Krell: It does play a role. I tend to pay more attention to those who graduated from programs that I know have more of a focus on the manual therapy component. I also will gravitate toward hiring therapists who have started down the road of a manual therapy program or already completed one.
Hankins: If you could choose one pivotal moment in your career that has had the most influence on you, what would it be?
Krell: The most pivotal moment in my career would be March 23, 2003, which was the day I opened my first practice. I was no longer under the perceived safety of large corporate healthcare. I was on my own and had to get out and earn every new patient referral on my own merit. I was also the cleaning service, front desk receptionist, insurance verification, and billing service. I did it all.
Hankins: Success comes in many shapes and forms. How do you define success?
Krell: Having gone through significant growth in my practice, from one clinic to seven at one time, and now five locations, I can say that success for me is defined by surviving when the road got bumpy. Survival meant making some very tough business decisions in closing two locations and making some very unpopular changes to keep the doors open. Being a great therapist didn’t matter at that point. It is often written in business that those who can survive bad times come out on the other side a stronger and much healthier business. I can say that this is true.
Hankins: You have met many milestones in your career, what’s next for you?
Krell: Believe it or not, I’d like to grow the business and eventually practice part-time so I can teach and/or consult with start-up PT practices or those that are struggling to get a handle on the ever-changing environment of healthcare. RM
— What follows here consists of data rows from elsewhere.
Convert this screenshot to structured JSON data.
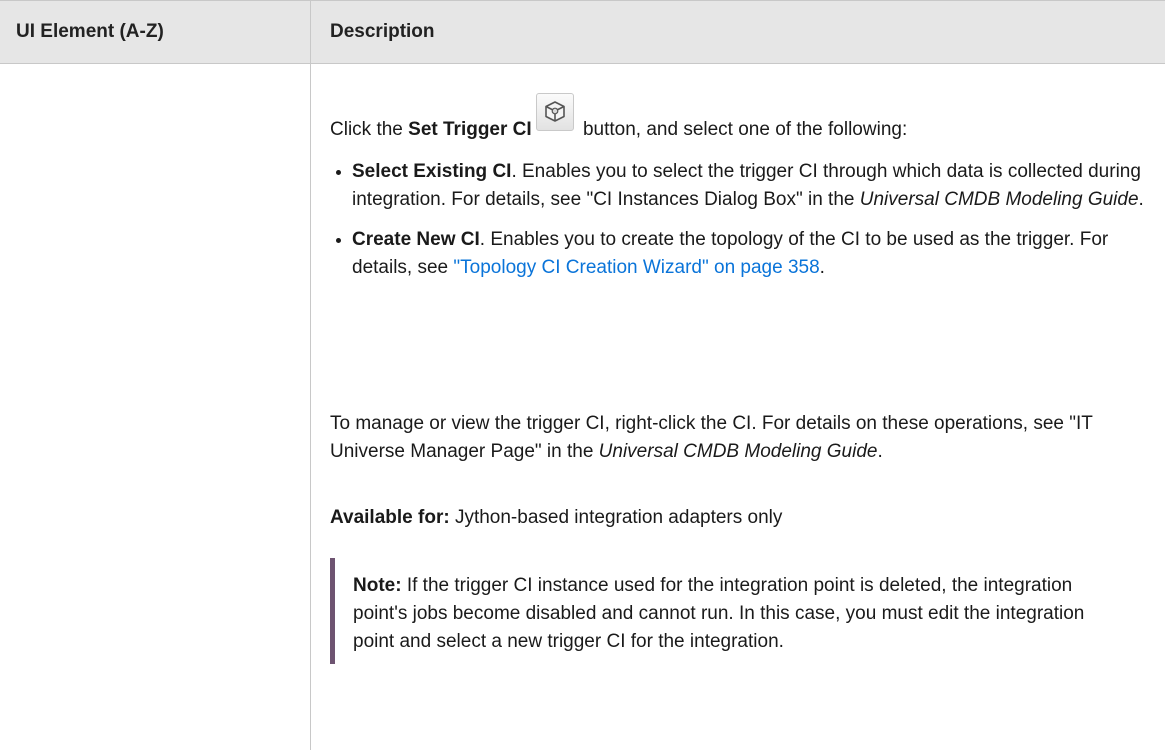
{
  "table": {
    "headers": {
      "col1": "UI Element (A-Z)",
      "col2": "Description"
    }
  },
  "intro": {
    "prefix": "Click the ",
    "button_name": "Set Trigger CI",
    "button_icon": "cube-icon",
    "suffix": " button, and select one of the following:"
  },
  "bullets": [
    {
      "title": "Select Existing CI",
      "text_before": ". Enables you to select the trigger CI through which data is collected during integration. For details, see \"CI Instances Dialog Box\" in the ",
      "guide": "Universal CMDB Modeling Guide",
      "text_after": "."
    },
    {
      "title": "Create New CI",
      "text_before": ". Enables you to create the topology of the CI to be used as the trigger. For details, see ",
      "link": "\"Topology CI Creation Wizard\" on page 358",
      "text_after": "."
    }
  ],
  "manage": {
    "text_before": "To manage or view the trigger CI, right-click the CI. For details on these operations, see \"IT Universe Manager Page\" in the ",
    "guide": "Universal CMDB Modeling Guide",
    "text_after": "."
  },
  "available": {
    "label": "Available for:",
    "text": " Jython-based integration adapters only"
  },
  "note": {
    "label": "Note:",
    "text": "  If the trigger CI instance used for the integration point is deleted, the integration point's jobs become disabled and cannot run. In this case, you must edit the integration point and select a new trigger CI for the integration."
  },
  "colors": {
    "header_bg": "#e6e6e6",
    "link": "#0a74d9",
    "note_bar": "#6e5471"
  }
}
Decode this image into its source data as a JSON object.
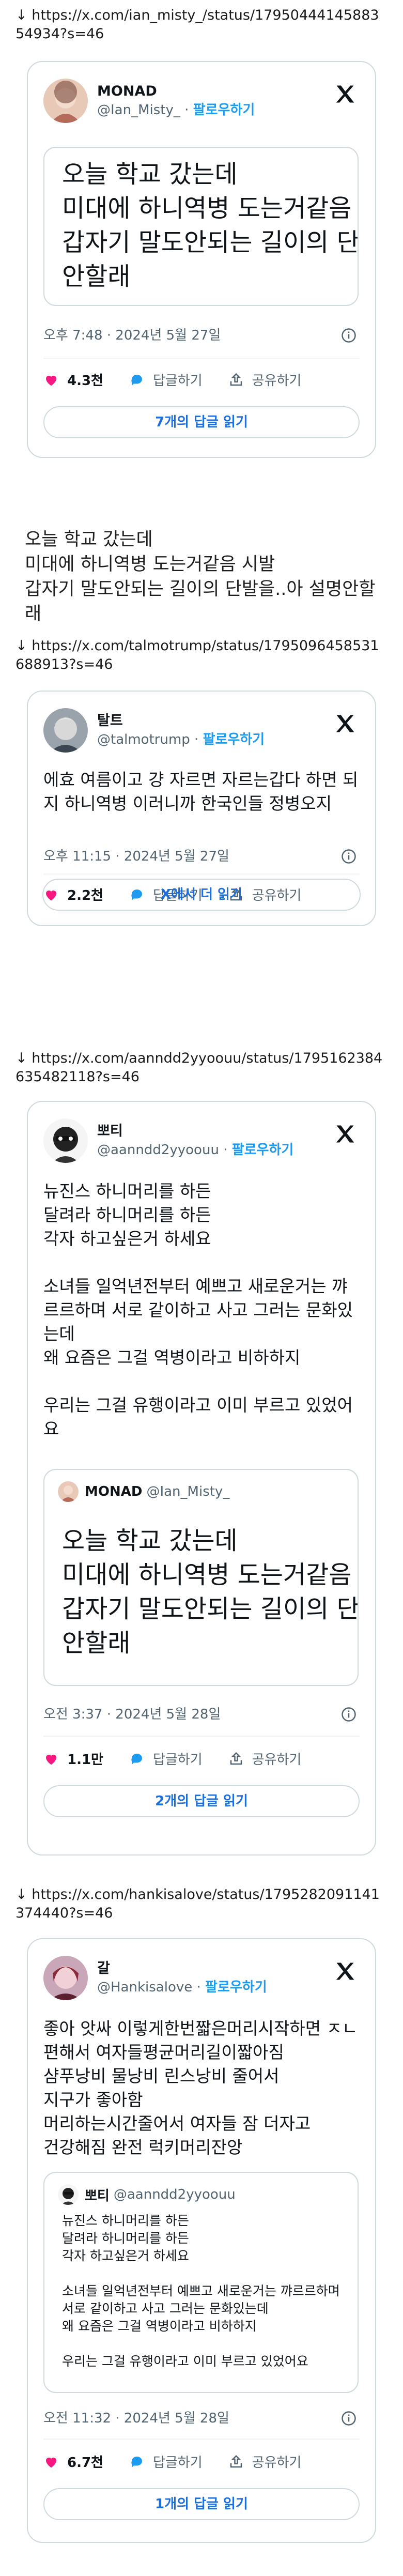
{
  "links": [
    "↓ https://x.com/ian_misty_/status/1795044414588354934?s=46",
    "↓ https://x.com/talmotrump/status/1795096458531688913?s=46",
    "↓ https://x.com/aanndd2yyoouu/status/1795162384635482118?s=46",
    "↓ https://x.com/hankisalove/status/1795282091141374440?s=46"
  ],
  "follow_label": "팔로우하기",
  "reply_label": "답글하기",
  "share_label": "공유하기",
  "separator": "·",
  "tweets": [
    {
      "display_name": "MONAD",
      "handle": "@Ian_Misty_",
      "big_text": "오늘 학교 갔는데\n미대에 하니역병 도는거같음 시발\n갑자기 말도안되는 길이의 단발을\n안할래",
      "time": "오후 7:48 · 2024년 5월 27일",
      "likes": "4.3천",
      "read_more": "7개의 답글 읽기"
    },
    {
      "display_name": "탈트",
      "handle": "@talmotrump",
      "text": "에효 여름이고 걍 자르면 자르는갑다 하면 되지 하니역병 이러니까 한국인들 정병오지",
      "time": "오후 11:15 · 2024년 5월 27일",
      "likes": "2.2천",
      "read_more": "X에서 더 읽기"
    },
    {
      "display_name": "뽀티",
      "handle": "@aanndd2yyoouu",
      "text": "뉴진스 하니머리를 하든\n달려라 하니머리를 하든\n각자 하고싶은거 하세요\n\n소녀들 일억년전부터 예쁘고 새로운거는 꺄르르하며 서로 같이하고 사고 그러는 문화있는데\n왜 요즘은 그걸 역병이라고 비하하지\n\n우리는 그걸 유행이라고 이미 부르고 있었어요",
      "quote_name": "MONAD",
      "quote_handle": "@Ian_Misty_",
      "quote_text": "오늘 학교 갔는데\n미대에 하니역병 도는거같음 시발\n갑자기 말도안되는 길이의 단발을\n안할래",
      "time": "오전 3:37 · 2024년 5월 28일",
      "likes": "1.1만",
      "read_more": "2개의 답글 읽기"
    },
    {
      "display_name": "갈",
      "handle": "@Hankisalove",
      "text": "좋아 앗싸 이렇게한번짧은머리시작하면 ㅈㄴ편해서 여자들평균머리길이짧아짐\n샴푸낭비 물낭비 린스낭비 줄어서\n지구가 좋아함\n머리하는시간줄어서 여자들 잠 더자고\n건강해짐 완전 럭키머리잔앙",
      "quote_name": "뽀티",
      "quote_handle": "@aanndd2yyoouu",
      "quote_text": "뉴진스 하니머리를 하든\n달려라 하니머리를 하든\n각자 하고싶은거 하세요\n\n소녀들 일억년전부터 예쁘고 새로운거는 꺄르르하며 서로 같이하고 사고 그러는 문화있는데\n왜 요즘은 그걸 역병이라고 비하하지\n\n우리는 그걸 유행이라고 이미 부르고 있었어요",
      "time": "오전 11:32 · 2024년 5월 28일",
      "likes": "6.7천",
      "read_more": "1개의 답글 읽기"
    }
  ],
  "standalone_text": "오늘 학교 갔는데\n미대에 하니역병 도는거같음 시발\n갑자기 말도안되는 길이의 단발을..아 설명안할래"
}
Lori Hankins is director of Continuing Professional Education and Marketing at the University of St. Augustine for Health Sciences in St. Augustine, Fla.